 (shā′līt′, shē′-)
n.
A variously colored mineral, CaWO4, found in igneous rocks and used as an ore of tungsten.

[After Carl Wilhelm Scheele.]
American Heritage® Dictionary of the English Language, Fifth Edition. Copyright © 2016 by Houghton Mifflin Harcourt Publishing Company. Published by Houghton Mifflin Harcourt Publishing Company. All rights reserved.

scheelite

(ˈʃiːlaɪt)
n
(Minerals) a white, brownish, or greenish mineral, usually fluorescent, consisting of calcium tungstate in tetragonal crystalline form with some tungsten often replaced by molybdenum: occurs principally in contact metamorphic rocks and quartz veins, and is an important source of tungsten and purified calcium tungstate. Formula: CaWO4
[C19: from German Scheelit, named after Karl Wilhelm Scheele (1742–86), Swedish chemist]
Collins English Dictionary – Complete and Unabridged, 12th Edition 2014 © HarperCollins Publishers 1991, 1994, 1998, 2000, 2003, 2006, 2007, 2009, 2011, 2014

scheel•ite

(ˈʃeɪ laɪt, ˈʃi-)

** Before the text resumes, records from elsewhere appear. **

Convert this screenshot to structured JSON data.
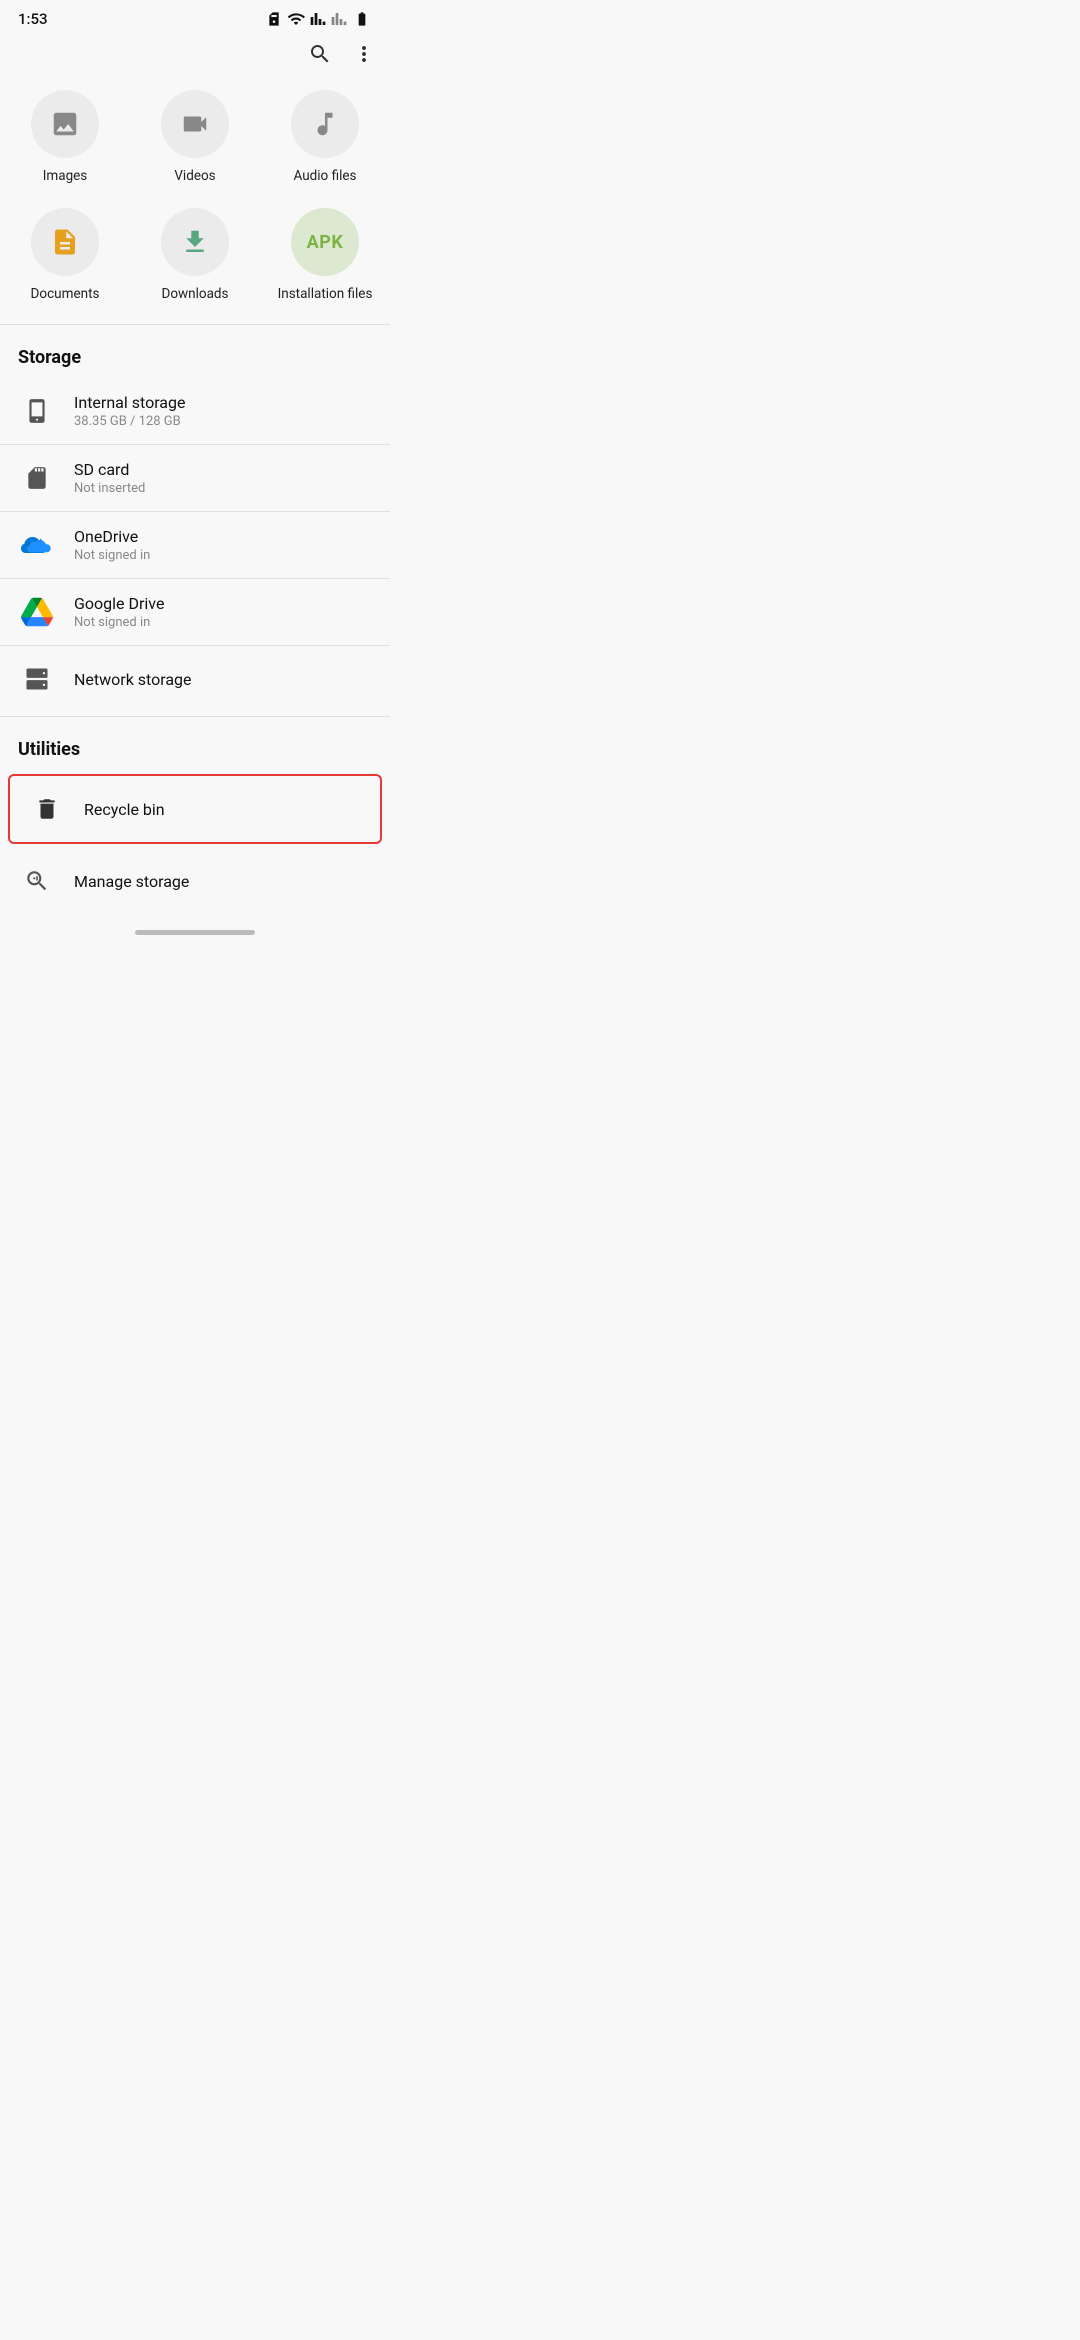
{
  "status_bar": {
    "time": "1:53"
  },
  "header": {
    "search_label": "Search",
    "menu_label": "More options"
  },
  "categories": [
    {
      "id": "images",
      "label": "Images",
      "icon": "image-icon"
    },
    {
      "id": "videos",
      "label": "Videos",
      "icon": "video-icon"
    },
    {
      "id": "audio",
      "label": "Audio files",
      "icon": "audio-icon"
    },
    {
      "id": "documents",
      "label": "Documents",
      "icon": "document-icon"
    },
    {
      "id": "downloads",
      "label": "Downloads",
      "icon": "download-icon"
    },
    {
      "id": "installation",
      "label": "Installation files",
      "icon": "apk-icon"
    }
  ],
  "storage_section": {
    "title": "Storage",
    "items": [
      {
        "id": "internal",
        "label": "Internal storage",
        "subtitle": "38.35 GB / 128 GB",
        "icon": "phone-icon"
      },
      {
        "id": "sdcard",
        "label": "SD card",
        "subtitle": "Not inserted",
        "icon": "sdcard-icon"
      },
      {
        "id": "onedrive",
        "label": "OneDrive",
        "subtitle": "Not signed in",
        "icon": "onedrive-icon"
      },
      {
        "id": "googledrive",
        "label": "Google Drive",
        "subtitle": "Not signed in",
        "icon": "googledrive-icon"
      },
      {
        "id": "network",
        "label": "Network storage",
        "icon": "network-icon"
      }
    ]
  },
  "utilities_section": {
    "title": "Utilities",
    "items": [
      {
        "id": "recyclebin",
        "label": "Recycle bin",
        "icon": "trash-icon",
        "highlighted": true
      },
      {
        "id": "managestorage",
        "label": "Manage storage",
        "icon": "manage-icon"
      }
    ]
  }
}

n.
a mineral, calcium tungstate-molybdate, Ca(WO4MoO4), occurring in crystals and aggregates: an ore of tungsten.
[1830–40; < German Scheelit= Karl Wilhelm Scheele (1742–86), Swedish chemist, who first isolated tungstic acid + -it -ite1]
Random House Kernerman Webster's College Dictionary, © 2010 K Dictionaries Ltd. Copyright 2005, 1997, 1991 by Random House, Inc. All rights reserved.
ThesaurusAntonymsRelated WordsSynonymsLegend:
Noun1.scheelite - a mineral used as an ore of tungsten
atomic number 74, tungsten, W, wolfram - a heavy grey-white metallic element; the pure form is used mainly in electrical applications; it is found in several ores including wolframite and scheelite
mineral - solid homogeneous inorganic substances occurring in nature having a definite chemical composition
Based on WordNet 3.0, Farlex clipart collection. © 2003-2012 Princeton University, Farlex Inc.
References in periodicals archive ?
(50, 51) Zirconium oxide and calcium tungstate have been tested, but large amounts are required to provide similar radiopacity to that of bismuth oxide, and deterioration of the physical and chemical properties of the material would therefore be expected.
In the literature, there are many studies which evaluate the radiopacity of many agents as bismuth oxide, zinc oxide, barium sulfate, calcium tungstate, and zirconium oxide [12,13].
[30], radiopacity of AH-Plus is provided by zirconium oxide and calcium tungstate and suggested that its radiopacity could vary in different published studies because of the deposition of radiopacifying agents at the lower end of the tube, whereas the upper portion can present a lower quantity of its substance [19].